Characteristic behaviors of persons experiencing hypomania are a notable decrease in the need for sleep, an overall increase in energy, unusual behaviors and actions, and a markedly distinctive increase in talkativeness and confidence, commonly exhibited with a flight of creative ideas.
Lesions on the right side frontal and temporal lobes have further been associated with mania.
Often in those who have experienced their first episode of hypomania – generally without psychotic features – there may be a long or recent history of depression or a mix of hypomania combined with depression (known as mixed-state) prior to the emergence of manic symptoms. Because the teenage years are typically an emotionally charged time of life, it is not unusual for mood swings to be passed off as normal hormonal teen behavior and for a diagnosis of bipolar disorder to be missed until there is evidence of an obvious manic or hypomanic phase.
The symptoms are as real of a medical condition as diabetes or high blood pressure and aren't simply the result of negative thoughts or a bad attitude.
In the midst of deep depression or a manic episode, your spouse may not know when it's necessary to seek help.
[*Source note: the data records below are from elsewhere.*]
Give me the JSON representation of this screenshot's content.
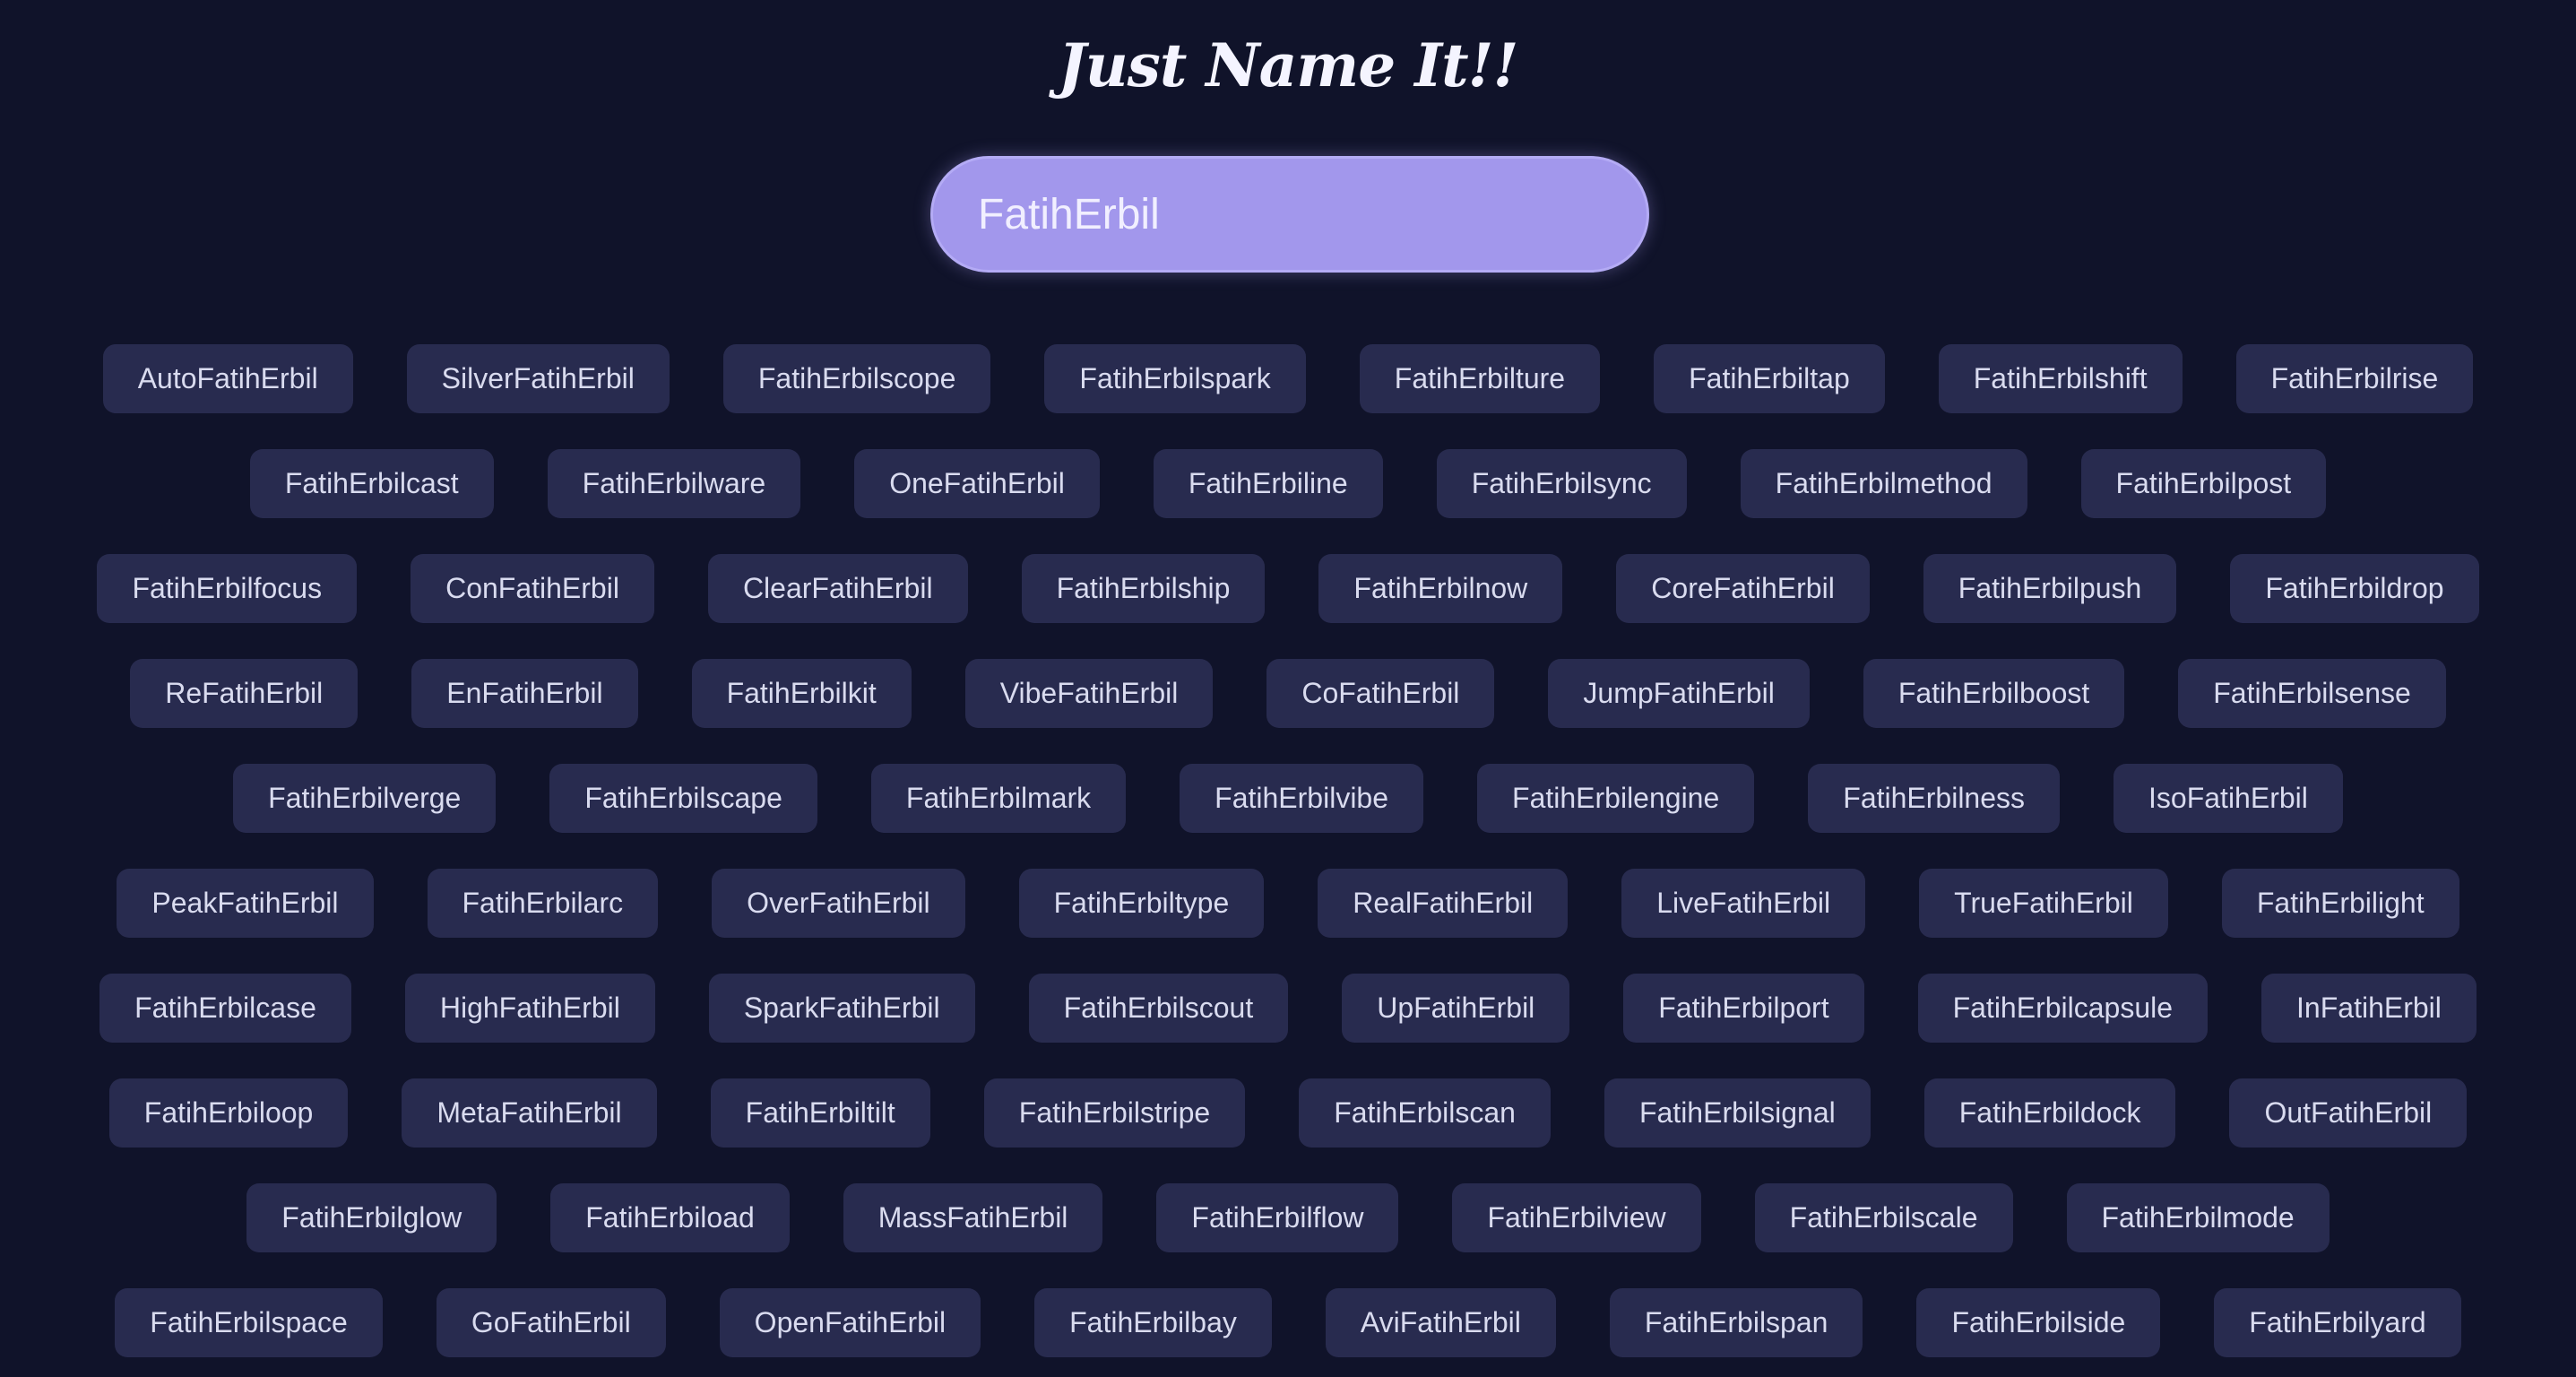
{
  "title": "Just Name It!!",
  "search": {
    "value": "FatihErbil",
    "placeholder": ""
  },
  "colors": {
    "background": "#10132a",
    "chip_background": "#282b4f",
    "search_background": "#a297ec"
  },
  "suggestion_rows": [
    [
      "AutoFatihErbil",
      "SilverFatihErbil",
      "FatihErbilscope",
      "FatihErbilspark",
      "FatihErbilture",
      "FatihErbiltap",
      "FatihErbilshift",
      "FatihErbilrise"
    ],
    [
      "FatihErbilcast",
      "FatihErbilware",
      "OneFatihErbil",
      "FatihErbiline",
      "FatihErbilsync",
      "FatihErbilmethod",
      "FatihErbilpost"
    ],
    [
      "FatihErbilfocus",
      "ConFatihErbil",
      "ClearFatihErbil",
      "FatihErbilship",
      "FatihErbilnow",
      "CoreFatihErbil",
      "FatihErbilpush",
      "FatihErbildrop"
    ],
    [
      "ReFatihErbil",
      "EnFatihErbil",
      "FatihErbilkit",
      "VibeFatihErbil",
      "CoFatihErbil",
      "JumpFatihErbil",
      "FatihErbilboost",
      "FatihErbilsense"
    ],
    [
      "FatihErbilverge",
      "FatihErbilscape",
      "FatihErbilmark",
      "FatihErbilvibe",
      "FatihErbilengine",
      "FatihErbilness",
      "IsoFatihErbil"
    ],
    [
      "PeakFatihErbil",
      "FatihErbilarc",
      "OverFatihErbil",
      "FatihErbiltype",
      "RealFatihErbil",
      "LiveFatihErbil",
      "TrueFatihErbil",
      "FatihErbilight"
    ],
    [
      "FatihErbilcase",
      "HighFatihErbil",
      "SparkFatihErbil",
      "FatihErbilscout",
      "UpFatihErbil",
      "FatihErbilport",
      "FatihErbilcapsule",
      "InFatihErbil"
    ],
    [
      "FatihErbiloop",
      "MetaFatihErbil",
      "FatihErbiltilt",
      "FatihErbilstripe",
      "FatihErbilscan",
      "FatihErbilsignal",
      "FatihErbildock",
      "OutFatihErbil"
    ],
    [
      "FatihErbilglow",
      "FatihErbiload",
      "MassFatihErbil",
      "FatihErbilflow",
      "FatihErbilview",
      "FatihErbilscale",
      "FatihErbilmode"
    ],
    [
      "FatihErbilspace",
      "GoFatihErbil",
      "OpenFatihErbil",
      "FatihErbilbay",
      "AviFatihErbil",
      "FatihErbilspan",
      "FatihErbilside",
      "FatihErbilyard"
    ]
  ]
}
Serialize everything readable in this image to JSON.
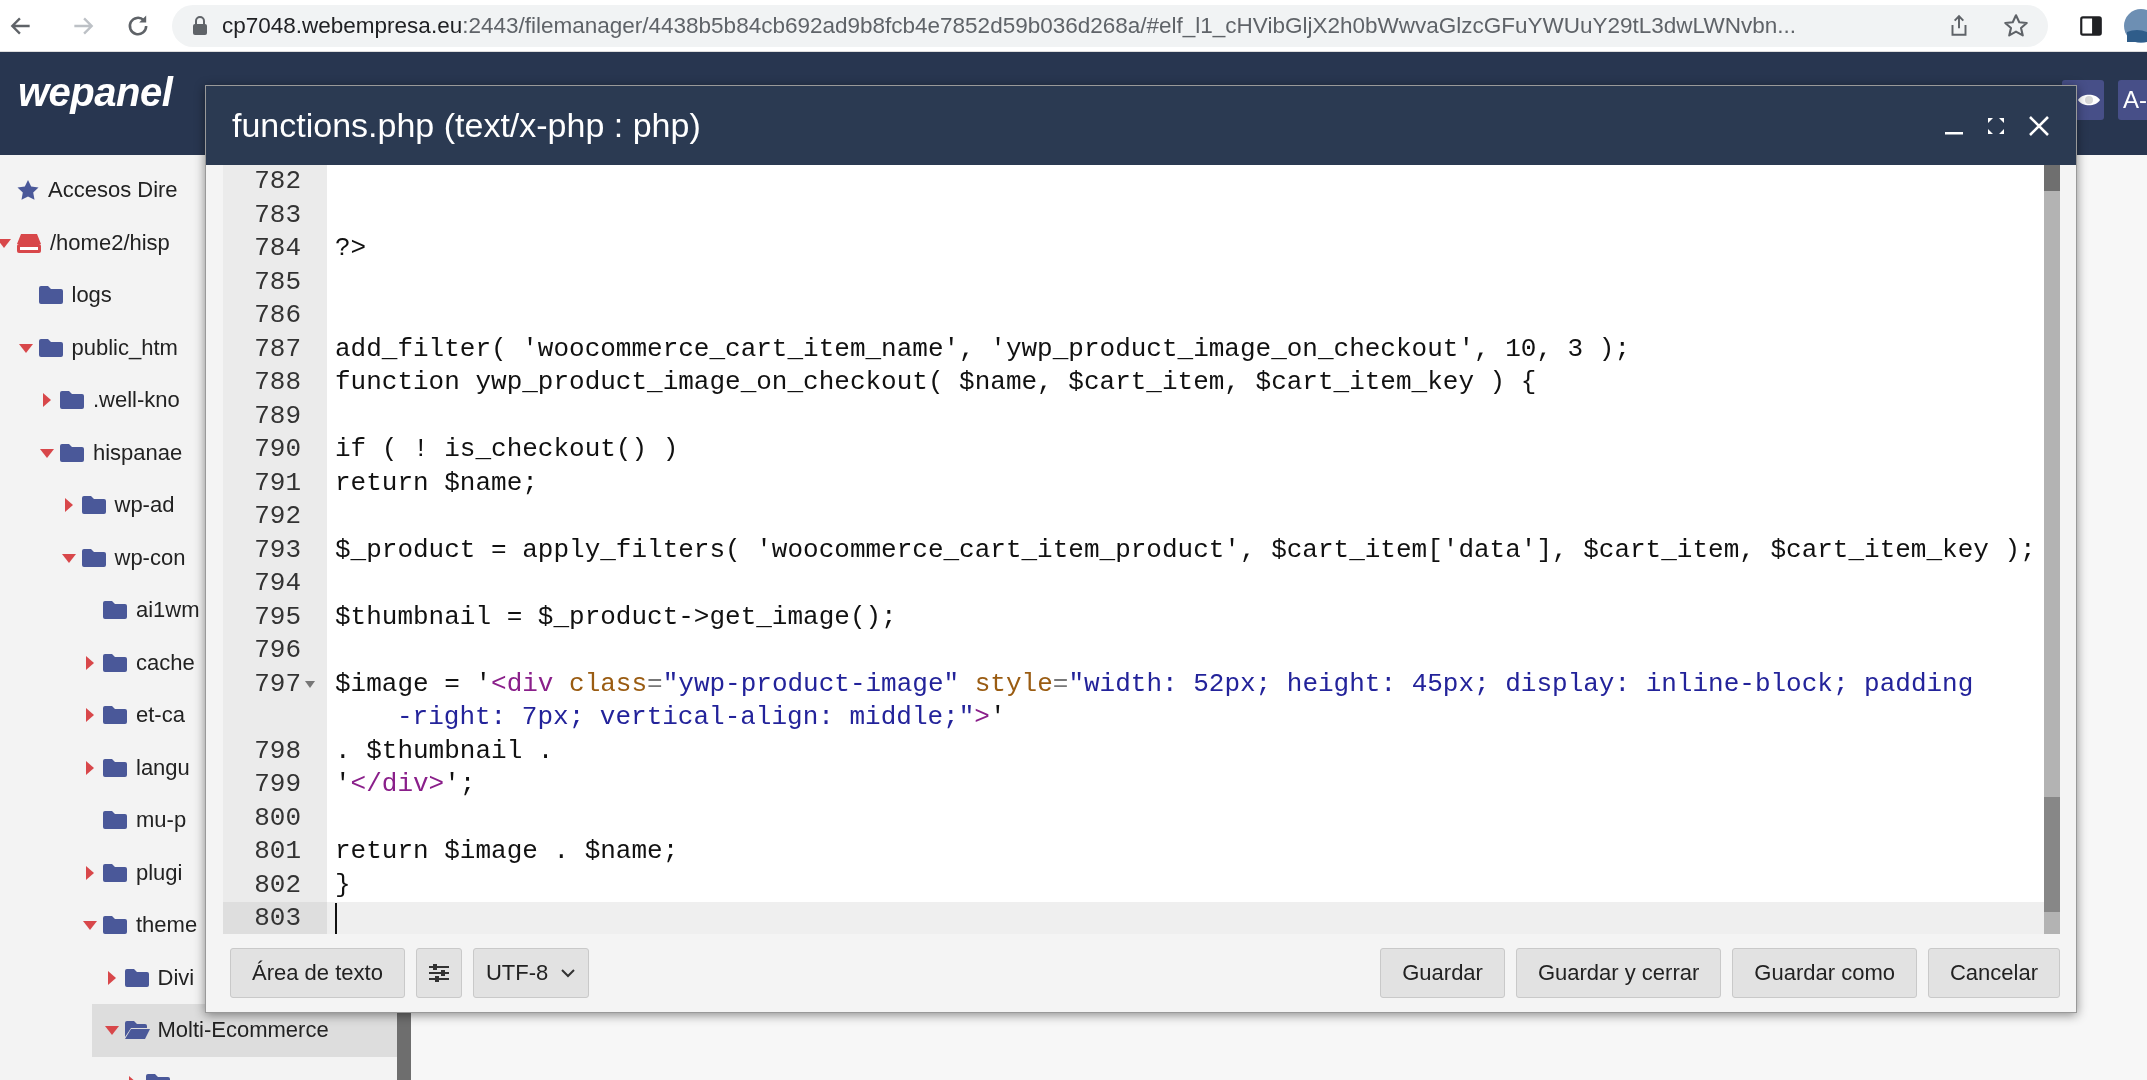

Some individuals with bipolar I disorder have hypomanic as well as manic episodes.